### Task objective
The entries below should be output exactly as written.

====== Data ======

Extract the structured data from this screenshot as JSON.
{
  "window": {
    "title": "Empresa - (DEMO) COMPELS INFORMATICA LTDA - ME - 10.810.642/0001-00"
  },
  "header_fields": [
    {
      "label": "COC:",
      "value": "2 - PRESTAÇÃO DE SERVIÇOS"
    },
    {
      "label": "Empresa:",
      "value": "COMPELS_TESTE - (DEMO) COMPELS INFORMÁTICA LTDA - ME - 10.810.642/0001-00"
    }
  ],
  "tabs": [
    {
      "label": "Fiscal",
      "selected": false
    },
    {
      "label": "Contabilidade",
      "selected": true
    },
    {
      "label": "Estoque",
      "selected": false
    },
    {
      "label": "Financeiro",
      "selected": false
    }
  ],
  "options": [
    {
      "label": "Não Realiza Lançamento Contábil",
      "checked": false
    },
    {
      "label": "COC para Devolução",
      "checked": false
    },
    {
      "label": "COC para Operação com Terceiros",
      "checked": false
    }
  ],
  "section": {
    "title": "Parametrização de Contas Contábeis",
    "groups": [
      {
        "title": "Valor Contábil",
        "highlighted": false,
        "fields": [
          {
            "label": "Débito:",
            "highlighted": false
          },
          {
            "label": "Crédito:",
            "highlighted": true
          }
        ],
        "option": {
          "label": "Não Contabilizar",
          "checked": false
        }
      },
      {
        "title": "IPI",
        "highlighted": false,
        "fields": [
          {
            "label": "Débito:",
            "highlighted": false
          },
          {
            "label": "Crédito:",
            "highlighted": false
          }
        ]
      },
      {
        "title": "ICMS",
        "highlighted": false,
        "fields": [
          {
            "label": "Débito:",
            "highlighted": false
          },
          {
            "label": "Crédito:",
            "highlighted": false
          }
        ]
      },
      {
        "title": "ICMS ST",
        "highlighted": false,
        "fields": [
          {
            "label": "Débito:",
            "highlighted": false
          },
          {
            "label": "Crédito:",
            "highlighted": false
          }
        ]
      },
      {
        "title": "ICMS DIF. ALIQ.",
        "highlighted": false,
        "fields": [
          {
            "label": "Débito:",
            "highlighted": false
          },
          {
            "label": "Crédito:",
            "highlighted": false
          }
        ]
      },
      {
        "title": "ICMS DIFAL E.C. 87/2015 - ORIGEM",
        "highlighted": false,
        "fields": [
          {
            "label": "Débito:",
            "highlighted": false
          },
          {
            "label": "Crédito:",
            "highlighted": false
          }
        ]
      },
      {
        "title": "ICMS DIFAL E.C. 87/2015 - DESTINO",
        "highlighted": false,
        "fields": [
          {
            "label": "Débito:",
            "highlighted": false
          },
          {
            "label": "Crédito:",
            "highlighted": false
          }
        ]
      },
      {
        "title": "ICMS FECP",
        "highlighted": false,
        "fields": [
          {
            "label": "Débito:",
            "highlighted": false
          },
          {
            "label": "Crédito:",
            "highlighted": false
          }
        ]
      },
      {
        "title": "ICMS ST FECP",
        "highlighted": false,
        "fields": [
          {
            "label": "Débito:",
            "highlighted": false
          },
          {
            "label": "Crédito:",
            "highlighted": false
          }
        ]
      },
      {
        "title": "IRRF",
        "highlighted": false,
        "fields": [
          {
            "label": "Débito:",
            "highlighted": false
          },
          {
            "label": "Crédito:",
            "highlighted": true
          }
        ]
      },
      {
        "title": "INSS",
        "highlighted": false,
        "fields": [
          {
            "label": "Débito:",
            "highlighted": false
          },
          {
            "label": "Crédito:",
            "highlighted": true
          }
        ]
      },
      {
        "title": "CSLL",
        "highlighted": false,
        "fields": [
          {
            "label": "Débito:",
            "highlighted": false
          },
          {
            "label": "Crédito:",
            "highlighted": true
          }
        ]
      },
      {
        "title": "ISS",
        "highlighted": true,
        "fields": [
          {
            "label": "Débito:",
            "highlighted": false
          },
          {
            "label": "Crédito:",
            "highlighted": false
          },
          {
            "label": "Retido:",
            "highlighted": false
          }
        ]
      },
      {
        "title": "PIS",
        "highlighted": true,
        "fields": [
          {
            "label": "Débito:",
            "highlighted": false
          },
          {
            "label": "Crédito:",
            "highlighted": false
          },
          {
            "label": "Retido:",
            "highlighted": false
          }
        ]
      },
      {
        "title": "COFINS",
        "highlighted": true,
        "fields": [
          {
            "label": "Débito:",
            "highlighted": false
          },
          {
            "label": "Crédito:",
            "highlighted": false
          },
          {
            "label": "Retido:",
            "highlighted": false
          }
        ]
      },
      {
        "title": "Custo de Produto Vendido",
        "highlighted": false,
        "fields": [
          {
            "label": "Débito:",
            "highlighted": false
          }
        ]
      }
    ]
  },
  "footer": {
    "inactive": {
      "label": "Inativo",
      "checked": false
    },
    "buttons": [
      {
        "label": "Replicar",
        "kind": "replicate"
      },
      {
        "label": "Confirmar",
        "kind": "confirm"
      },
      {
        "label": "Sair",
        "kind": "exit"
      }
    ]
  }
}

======

### Solution to this problem
Extract the structured data from this screenshot as JSON.
{
  "window": {
    "title": "Empresa - (DEMO) COMPELS INFORMATICA LTDA - ME - 10.810.642/0001-00"
  },
  "header_fields": [
    {
      "label": "COC:",
      "value": "2 - PRESTAÇÃO DE SERVIÇOS"
    },
    {
      "label": "Empresa:",
      "value": "COMPELS_TESTE - (DEMO) COMPELS INFORMÁTICA LTDA - ME - 10.810.642/0001-00"
    }
  ],
  "tabs": [
    {
      "label": "Fiscal",
      "selected": false
    },
    {
      "label": "Contabilidade",
      "selected": true
    },
    {
      "label": "Estoque",
      "selected": false
    },
    {
      "label": "Financeiro",
      "selected": false
    }
  ],
  "options": [
    {
      "label": "Não Realiza Lançamento Contábil",
      "checked": false
    },
    {
      "label": "COC para Devolução",
      "checked": false
    },
    {
      "label": "COC para Operação com Terceiros",
      "checked": false
    }
  ],
  "section": {
    "title": "Parametrização de Contas Contábeis",
    "groups": [
      {
        "title": "Valor Contábil",
        "highlighted": false,
        "fields": [
          {
            "label": "Débito:",
            "highlighted": false
          },
          {
            "label": "Crédito:",
            "highlighted": true
          }
        ],
        "option": {
          "label": "Não Contabilizar",
          "checked": false
        }
      },
      {
        "title": "IPI",
        "highlighted": false,
        "fields": [
          {
            "label": "Débito:",
            "highlighted": false
          },
          {
            "label": "Crédito:",
            "highlighted": false
          }
        ]
      },
      {
        "title": "ICMS",
        "highlighted": false,
        "fields": [
          {
            "label": "Débito:",
            "highlighted": false
          },
          {
            "label": "Crédito:",
            "highlighted": false
          }
        ]
      },
      {
        "title": "ICMS ST",
        "highlighted": false,
        "fields": [
          {
            "label": "Débito:",
            "highlighted": false
          },
          {
            "label": "Crédito:",
            "highlighted": false
          }
        ]
      },
      {
        "title": "ICMS DIF. ALIQ.",
        "highlighted": false,
        "fields": [
          {
            "label": "Débito:",
            "highlighted": false
          },
          {
            "label": "Crédito:",
            "highlighted": false
          }
        ]
      },
      {
        "title": "ICMS DIFAL E.C. 87/2015 - ORIGEM",
        "highlighted": false,
        "fields": [
          {
            "label": "Débito:",
            "highlighted": false
          },
          {
            "label": "Crédito:",
            "highlighted": false
          }
        ]
      },
      {
        "title": "ICMS DIFAL E.C. 87/2015 - DESTINO",
        "highlighted": false,
        "fields": [
          {
            "label": "Débito:",
            "highlighted": false
          },
          {
            "label": "Crédito:",
            "highlighted": false
          }
        ]
      },
      {
        "title": "ICMS FECP",
        "highlighted": false,
        "fields": [
          {
            "label": "Débito:",
            "highlighted": false
          },
          {
            "label": "Crédito:",
            "highlighted": false
          }
        ]
      },
      {
        "title": "ICMS ST FECP",
        "highlighted": false,
        "fields": [
          {
            "label": "Débito:",
            "highlighted": false
          },
          {
            "label": "Crédito:",
            "highlighted": false
          }
        ]
      },
      {
        "title": "IRRF",
        "highlighted": false,
        "fields": [
          {
            "label": "Débito:",
            "highlighted": false
          },
          {
            "label": "Crédito:",
            "highlighted": true
          }
        ]
      },
      {
        "title": "INSS",
        "highlighted": false,
        "fields": [
          {
            "label": "Débito:",
            "highlighted": false
          },
          {
            "label": "Crédito:",
            "highlighted": true
          }
        ]
      },
      {
        "title": "CSLL",
        "highlighted": false,
        "fields": [
          {
            "label": "Débito:",
            "highlighted": false
          },
          {
            "label": "Crédito:",
            "highlighted": true
          }
        ]
      },
      {
        "title": "ISS",
        "highlighted": true,
        "fields": [
          {
            "label": "Débito:",
            "highlighted": false
          },
          {
            "label": "Crédito:",
            "highlighted": false
          },
          {
            "label": "Retido:",
            "highlighted": false
          }
        ]
      },
      {
        "title": "PIS",
        "highlighted": true,
        "fields": [
          {
            "label": "Débito:",
            "highlighted": false
          },
          {
            "label": "Crédito:",
            "highlighted": false
          },
          {
            "label": "Retido:",
            "highlighted": false
          }
        ]
      },
      {
        "title": "COFINS",
        "highlighted": true,
        "fields": [
          {
            "label": "Débito:",
            "highlighted": false
          },
          {
            "label": "Crédito:",
            "highlighted": false
          },
          {
            "label": "Retido:",
            "highlighted": false
          }
        ]
      },
      {
        "title": "Custo de Produto Vendido",
        "highlighted": false,
        "fields": [
          {
            "label": "Débito:",
            "highlighted": false
          }
        ]
      }
    ]
  },
  "footer": {
    "inactive": {
      "label": "Inativo",
      "checked": false
    },
    "buttons": [
      {
        "label": "Replicar",
        "kind": "replicate"
      },
      {
        "label": "Confirmar",
        "kind": "confirm"
      },
      {
        "label": "Sair",
        "kind": "exit"
      }
    ]
  }
}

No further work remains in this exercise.